To call Steve Ditko one of comics’ greatest creators is an understatement. If all (all!) he had achieved in his career was co-creating Spider-Man, then he would have made an indelible mark on pop culture, but he left us so much more.
Born in Pennsylvania, the young Ditko fell in love with comics and art at an early age, eventually going on to study under Joker co-creator Jerry Robinson. He began work at Atlas Comics in 1956. As the company evolved into Marvel, Ditko was already a consistent favourite with readers and when Stan Lee needed an artist to design a hero called Spider-Man in 1962, Ditko drew a thrillingly weird costume.
While Spidey is his most famous work, Doctor Strange is arguably Ditko’s most fascinating. From his Bleecker Street home, Strange would embark on pandimensional adventures, full of the psychedelic spirit of the ’60s. Hippies adored Strange and assumed his creator was like-minded – in fact, he was politically conservative.
Ditko left Marvel suddenly in circumstances that remain mysterious. In the years following he worked for numerous smaller publishers before moving to Marvel’s “Distinguished Competition” in 1968. Among his many creations for comics are Shade the Changing Man and The Question.

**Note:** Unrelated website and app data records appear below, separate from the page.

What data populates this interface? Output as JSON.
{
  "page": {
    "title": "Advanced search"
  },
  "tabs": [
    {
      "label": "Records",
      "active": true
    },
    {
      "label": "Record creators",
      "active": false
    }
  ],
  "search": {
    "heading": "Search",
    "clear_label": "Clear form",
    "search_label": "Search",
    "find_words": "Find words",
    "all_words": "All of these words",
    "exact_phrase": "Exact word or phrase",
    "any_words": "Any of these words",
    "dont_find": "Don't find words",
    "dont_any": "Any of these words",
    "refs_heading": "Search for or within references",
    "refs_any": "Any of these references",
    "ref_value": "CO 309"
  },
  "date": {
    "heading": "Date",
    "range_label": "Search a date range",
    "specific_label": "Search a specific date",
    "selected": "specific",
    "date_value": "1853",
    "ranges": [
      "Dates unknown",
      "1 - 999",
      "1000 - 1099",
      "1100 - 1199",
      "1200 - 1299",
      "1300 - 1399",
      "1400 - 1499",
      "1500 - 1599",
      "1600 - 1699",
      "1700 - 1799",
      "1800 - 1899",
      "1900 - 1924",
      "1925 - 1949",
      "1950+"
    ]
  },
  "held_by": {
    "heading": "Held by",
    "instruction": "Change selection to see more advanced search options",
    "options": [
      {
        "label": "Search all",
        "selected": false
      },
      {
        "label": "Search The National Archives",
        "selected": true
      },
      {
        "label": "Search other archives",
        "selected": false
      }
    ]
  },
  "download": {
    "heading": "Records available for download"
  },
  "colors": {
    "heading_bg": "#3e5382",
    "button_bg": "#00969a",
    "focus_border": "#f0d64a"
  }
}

Like many creators, Ditko didn’t get the credit or the cash he deserved – he claimed never to have seen a cent from the Spider-Man films. But for superhero fans, he remains a name every bit as important as Lee and Kirby. WS